● **Dataset rows for apps and sites**
---+---
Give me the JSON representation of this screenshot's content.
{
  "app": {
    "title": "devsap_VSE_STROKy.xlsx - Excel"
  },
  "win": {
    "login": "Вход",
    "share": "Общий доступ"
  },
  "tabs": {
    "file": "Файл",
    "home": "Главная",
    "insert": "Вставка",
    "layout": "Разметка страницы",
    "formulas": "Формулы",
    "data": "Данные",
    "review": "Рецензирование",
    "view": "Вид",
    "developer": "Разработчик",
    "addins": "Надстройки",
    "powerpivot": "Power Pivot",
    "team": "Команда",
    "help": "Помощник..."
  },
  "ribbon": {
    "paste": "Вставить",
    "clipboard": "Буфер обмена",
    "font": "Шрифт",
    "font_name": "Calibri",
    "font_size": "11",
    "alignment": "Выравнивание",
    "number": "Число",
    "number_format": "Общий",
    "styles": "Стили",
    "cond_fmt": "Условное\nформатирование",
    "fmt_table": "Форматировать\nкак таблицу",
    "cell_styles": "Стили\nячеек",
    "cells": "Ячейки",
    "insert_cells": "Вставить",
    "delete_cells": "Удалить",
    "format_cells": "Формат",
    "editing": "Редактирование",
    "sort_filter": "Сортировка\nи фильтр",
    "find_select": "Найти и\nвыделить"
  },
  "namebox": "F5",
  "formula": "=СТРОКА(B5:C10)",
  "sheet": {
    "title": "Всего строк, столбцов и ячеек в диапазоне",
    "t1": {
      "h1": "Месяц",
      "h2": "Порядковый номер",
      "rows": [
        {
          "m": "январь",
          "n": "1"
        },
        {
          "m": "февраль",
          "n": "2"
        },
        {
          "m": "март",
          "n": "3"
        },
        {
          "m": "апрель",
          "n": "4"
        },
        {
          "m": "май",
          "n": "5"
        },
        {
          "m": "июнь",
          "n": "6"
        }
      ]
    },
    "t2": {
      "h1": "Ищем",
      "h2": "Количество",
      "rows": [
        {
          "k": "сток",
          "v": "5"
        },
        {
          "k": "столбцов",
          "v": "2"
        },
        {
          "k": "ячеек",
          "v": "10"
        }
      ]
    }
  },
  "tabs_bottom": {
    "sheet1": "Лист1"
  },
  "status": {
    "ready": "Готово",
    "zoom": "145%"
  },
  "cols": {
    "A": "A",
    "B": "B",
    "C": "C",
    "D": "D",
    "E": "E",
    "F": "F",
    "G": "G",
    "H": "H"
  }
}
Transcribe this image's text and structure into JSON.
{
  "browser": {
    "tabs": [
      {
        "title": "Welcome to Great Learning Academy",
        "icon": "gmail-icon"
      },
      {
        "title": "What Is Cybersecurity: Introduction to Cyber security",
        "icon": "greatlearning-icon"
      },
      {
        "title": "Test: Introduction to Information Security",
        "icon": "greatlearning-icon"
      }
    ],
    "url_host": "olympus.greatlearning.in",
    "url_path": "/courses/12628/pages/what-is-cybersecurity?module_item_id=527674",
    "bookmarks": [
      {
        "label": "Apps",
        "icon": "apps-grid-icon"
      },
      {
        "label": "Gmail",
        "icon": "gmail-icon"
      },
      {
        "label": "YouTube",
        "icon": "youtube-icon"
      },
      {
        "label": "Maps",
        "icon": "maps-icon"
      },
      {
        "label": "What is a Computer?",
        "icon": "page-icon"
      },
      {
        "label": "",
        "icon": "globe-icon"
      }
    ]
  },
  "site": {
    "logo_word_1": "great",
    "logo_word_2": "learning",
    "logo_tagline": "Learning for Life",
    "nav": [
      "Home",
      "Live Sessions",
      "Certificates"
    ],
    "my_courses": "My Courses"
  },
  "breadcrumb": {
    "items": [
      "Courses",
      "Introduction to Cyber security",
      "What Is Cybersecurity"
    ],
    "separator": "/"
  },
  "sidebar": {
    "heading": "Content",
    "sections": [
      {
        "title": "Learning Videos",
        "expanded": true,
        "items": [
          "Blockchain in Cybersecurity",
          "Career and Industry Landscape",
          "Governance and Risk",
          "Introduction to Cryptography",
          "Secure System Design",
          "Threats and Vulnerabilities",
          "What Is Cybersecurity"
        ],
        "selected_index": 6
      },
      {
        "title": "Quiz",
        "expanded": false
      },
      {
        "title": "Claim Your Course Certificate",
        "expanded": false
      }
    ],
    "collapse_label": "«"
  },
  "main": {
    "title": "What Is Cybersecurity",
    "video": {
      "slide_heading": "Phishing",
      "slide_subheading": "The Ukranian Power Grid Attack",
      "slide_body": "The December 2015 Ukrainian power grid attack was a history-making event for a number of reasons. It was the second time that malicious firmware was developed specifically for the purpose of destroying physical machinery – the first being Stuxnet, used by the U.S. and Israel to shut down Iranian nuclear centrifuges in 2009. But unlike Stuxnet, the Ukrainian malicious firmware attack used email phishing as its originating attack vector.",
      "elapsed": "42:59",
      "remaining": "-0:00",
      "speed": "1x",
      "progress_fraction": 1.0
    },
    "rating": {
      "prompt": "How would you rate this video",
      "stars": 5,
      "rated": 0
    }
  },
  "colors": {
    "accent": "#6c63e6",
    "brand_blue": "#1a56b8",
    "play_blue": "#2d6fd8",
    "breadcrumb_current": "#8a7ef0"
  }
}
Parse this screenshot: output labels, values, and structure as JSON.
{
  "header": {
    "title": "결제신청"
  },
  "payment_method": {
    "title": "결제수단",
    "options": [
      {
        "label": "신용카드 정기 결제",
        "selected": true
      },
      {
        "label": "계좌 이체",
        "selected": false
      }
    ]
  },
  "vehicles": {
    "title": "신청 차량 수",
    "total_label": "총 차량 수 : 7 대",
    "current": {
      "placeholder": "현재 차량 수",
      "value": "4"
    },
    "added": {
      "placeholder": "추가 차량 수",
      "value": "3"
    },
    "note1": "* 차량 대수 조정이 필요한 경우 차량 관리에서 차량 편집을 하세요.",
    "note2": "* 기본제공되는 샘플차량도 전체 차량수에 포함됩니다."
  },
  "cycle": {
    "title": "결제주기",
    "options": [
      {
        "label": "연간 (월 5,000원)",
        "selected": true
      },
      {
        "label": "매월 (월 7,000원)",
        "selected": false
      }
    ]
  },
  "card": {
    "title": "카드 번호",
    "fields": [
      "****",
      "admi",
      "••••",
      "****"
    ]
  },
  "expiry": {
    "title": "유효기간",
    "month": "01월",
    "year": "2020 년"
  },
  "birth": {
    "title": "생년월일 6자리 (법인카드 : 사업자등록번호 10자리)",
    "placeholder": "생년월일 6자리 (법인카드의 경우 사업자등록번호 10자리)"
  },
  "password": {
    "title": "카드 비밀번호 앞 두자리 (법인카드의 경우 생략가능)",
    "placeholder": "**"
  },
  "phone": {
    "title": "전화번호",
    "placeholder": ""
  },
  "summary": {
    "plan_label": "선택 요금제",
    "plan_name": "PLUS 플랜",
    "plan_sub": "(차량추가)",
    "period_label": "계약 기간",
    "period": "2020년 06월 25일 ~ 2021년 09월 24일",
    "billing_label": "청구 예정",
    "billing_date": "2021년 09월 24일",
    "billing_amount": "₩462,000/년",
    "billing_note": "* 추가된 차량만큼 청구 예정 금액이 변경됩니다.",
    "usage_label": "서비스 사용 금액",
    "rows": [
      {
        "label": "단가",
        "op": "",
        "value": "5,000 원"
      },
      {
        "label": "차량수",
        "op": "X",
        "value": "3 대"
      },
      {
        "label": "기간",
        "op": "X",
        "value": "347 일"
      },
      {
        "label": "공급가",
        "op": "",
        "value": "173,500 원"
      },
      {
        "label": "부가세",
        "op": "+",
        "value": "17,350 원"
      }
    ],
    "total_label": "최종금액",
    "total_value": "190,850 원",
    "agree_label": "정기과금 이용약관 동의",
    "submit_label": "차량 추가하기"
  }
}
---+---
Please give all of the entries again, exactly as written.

Give me the JSON representation of this screenshot's content.
{
  "app": {
    "title": "devsap_VSE_STROKy.xlsx - Excel"
  },
  "win": {
    "login": "Вход",
    "share": "Общий доступ"
  },
  "tabs": {
    "file": "Файл",
    "home": "Главная",
    "insert": "Вставка",
    "layout": "Разметка страницы",
    "formulas": "Формулы",
    "data": "Данные",
    "review": "Рецензирование",
    "view": "Вид",
    "developer": "Разработчик",
    "addins": "Надстройки",
    "powerpivot": "Power Pivot",
    "team": "Команда",
    "help": "Помощник..."
  },
  "ribbon": {
    "paste": "Вставить",
    "clipboard": "Буфер обмена",
    "font": "Шрифт",
    "font_name": "Calibri",
    "font_size": "11",
    "alignment": "Выравнивание",
    "number": "Число",
    "number_format": "Общий",
    "styles": "Стили",
    "cond_fmt": "Условное\nформатирование",
    "fmt_table": "Форматировать\nкак таблицу",
    "cell_styles": "Стили\nячеек",
    "cells": "Ячейки",
    "insert_cells": "Вставить",
    "delete_cells": "Удалить",
    "format_cells": "Формат",
    "editing": "Редактирование",
    "sort_filter": "Сортировка\nи фильтр",
    "find_select": "Найти и\nвыделить"
  },
  "namebox": "F5",
  "formula": "=СТРОКА(B5:C10)",
  "sheet": {
    "title": "Всего строк, столбцов и ячеек в диапазоне",
    "t1": {
      "h1": "Месяц",
      "h2": "Порядковый номер",
      "rows": [
        {
          "m": "январь",
          "n": "1"
        },
        {
          "m": "февраль",
          "n": "2"
        },
        {
          "m": "март",
          "n": "3"
        },
        {
          "m": "апрель",
          "n": "4"
        },
        {
          "m": "май",
          "n": "5"
        },
        {
          "m": "июнь",
          "n": "6"
        }
      ]
    },
    "t2": {
      "h1": "Ищем",
      "h2": "Количество",
      "rows": [
        {
          "k": "сток",
          "v": "5"
        },
        {
          "k": "столбцов",
          "v": "2"
        },
        {
          "k": "ячеек",
          "v": "10"
        }
      ]
    }
  },
  "tabs_bottom": {
    "sheet1": "Лист1"
  },
  "status": {
    "ready": "Готово",
    "zoom": "145%"
  },
  "cols": {
    "A": "A",
    "B": "B",
    "C": "C",
    "D": "D",
    "E": "E",
    "F": "F",
    "G": "G",
    "H": "H"
  }
}
Transcribe this image's text and structure into JSON.
{
  "browser": {
    "tabs": [
      {
        "title": "Welcome to Great Learning Academy",
        "icon": "gmail-icon"
      },
      {
        "title": "What Is Cybersecurity: Introduction to Cyber security",
        "icon": "greatlearning-icon"
      },
      {
        "title": "Test: Introduction to Information Security",
        "icon": "greatlearning-icon"
      }
    ],
    "url_host": "olympus.greatlearning.in",
    "url_path": "/courses/12628/pages/what-is-cybersecurity?module_item_id=527674",
    "bookmarks": [
      {
        "label": "Apps",
        "icon": "apps-grid-icon"
      },
      {
        "label": "Gmail",
        "icon": "gmail-icon"
      },
      {
        "label": "YouTube",
        "icon": "youtube-icon"
      },
      {
        "label": "Maps",
        "icon": "maps-icon"
      },
      {
        "label": "What is a Computer?",
        "icon": "page-icon"
      },
      {
        "label": "",
        "icon": "globe-icon"
      }
    ]
  },
  "site": {
    "logo_word_1": "great",
    "logo_word_2": "learning",
    "logo_tagline": "Learning for Life",
    "nav": [
      "Home",
      "Live Sessions",
      "Certificates"
    ],
    "my_courses": "My Courses"
  },
  "breadcrumb": {
    "items": [
      "Courses",
      "Introduction to Cyber security",
      "What Is Cybersecurity"
    ],
    "separator": "/"
  },
  "sidebar": {
    "heading": "Content",
    "sections": [
      {
        "title": "Learning Videos",
        "expanded": true,
        "items": [
          "Blockchain in Cybersecurity",
          "Career and Industry Landscape",
          "Governance and Risk",
          "Introduction to Cryptography",
          "Secure System Design",
          "Threats and Vulnerabilities",
          "What Is Cybersecurity"
        ],
        "selected_index": 6
      },
      {
        "title": "Quiz",
        "expanded": false
      },
      {
        "title": "Claim Your Course Certificate",
        "expanded": false
      }
    ],
    "collapse_label": "«"
  },
  "main": {
    "title": "What Is Cybersecurity",
    "video": {
      "slide_heading": "Phishing",
      "slide_subheading": "The Ukranian Power Grid Attack",
      "slide_body": "The December 2015 Ukrainian power grid attack was a history-making event for a number of reasons. It was the second time that malicious firmware was developed specifically for the purpose of destroying physical machinery – the first being Stuxnet, used by the U.S. and Israel to shut down Iranian nuclear centrifuges in 2009. But unlike Stuxnet, the Ukrainian malicious firmware attack used email phishing as its originating attack vector.",
      "elapsed": "42:59",
      "remaining": "-0:00",
      "speed": "1x",
      "progress_fraction": 1.0
    },
    "rating": {
      "prompt": "How would you rate this video",
      "stars": 5,
      "rated": 0
    }
  },
  "colors": {
    "accent": "#6c63e6",
    "brand_blue": "#1a56b8",
    "play_blue": "#2d6fd8",
    "breadcrumb_current": "#8a7ef0"
  }
}
Parse this screenshot: output labels, values, and structure as JSON.
{
  "header": {
    "title": "결제신청"
  },
  "payment_method": {
    "title": "결제수단",
    "options": [
      {
        "label": "신용카드 정기 결제",
        "selected": true
      },
      {
        "label": "계좌 이체",
        "selected": false
      }
    ]
  },
  "vehicles": {
    "title": "신청 차량 수",
    "total_label": "총 차량 수 : 7 대",
    "current": {
      "placeholder": "현재 차량 수",
      "value": "4"
    },
    "added": {
      "placeholder": "추가 차량 수",
      "value": "3"
    },
    "note1": "* 차량 대수 조정이 필요한 경우 차량 관리에서 차량 편집을 하세요.",
    "note2": "* 기본제공되는 샘플차량도 전체 차량수에 포함됩니다."
  },
  "cycle": {
    "title": "결제주기",
    "options": [
      {
        "label": "연간 (월 5,000원)",
        "selected": true
      },
      {
        "label": "매월 (월 7,000원)",
        "selected": false
      }
    ]
  },
  "card": {
    "title": "카드 번호",
    "fields": [
      "****",
      "admi",
      "••••",
      "****"
    ]
  },
  "expiry": {
    "title": "유효기간",
    "month": "01월",
    "year": "2020 년"
  },
  "birth": {
    "title": "생년월일 6자리 (법인카드 : 사업자등록번호 10자리)",
    "placeholder": "생년월일 6자리 (법인카드의 경우 사업자등록번호 10자리)"
  },
  "password": {
    "title": "카드 비밀번호 앞 두자리 (법인카드의 경우 생략가능)",
    "placeholder": "**"
  },
  "phone": {
    "title": "전화번호",
    "placeholder": ""
  },
  "summary": {
    "plan_label": "선택 요금제",
    "plan_name": "PLUS 플랜",
    "plan_sub": "(차량추가)",
    "period_label": "계약 기간",
    "period": "2020년 06월 25일 ~ 2021년 09월 24일",
    "billing_label": "청구 예정",
    "billing_date": "2021년 09월 24일",
    "billing_amount": "₩462,000/년",
    "billing_note": "* 추가된 차량만큼 청구 예정 금액이 변경됩니다.",
    "usage_label": "서비스 사용 금액",
    "rows": [
      {
        "label": "단가",
        "op": "",
        "value": "5,000 원"
      },
      {
        "label": "차량수",
        "op": "X",
        "value": "3 대"
      },
      {
        "label": "기간",
        "op": "X",
        "value": "347 일"
      },
      {
        "label": "공급가",
        "op": "",
        "value": "173,500 원"
      },
      {
        "label": "부가세",
        "op": "+",
        "value": "17,350 원"
      }
    ],
    "total_label": "최종금액",
    "total_value": "190,850 원",
    "agree_label": "정기과금 이용약관 동의",
    "submit_label": "차량 추가하기"
  }
}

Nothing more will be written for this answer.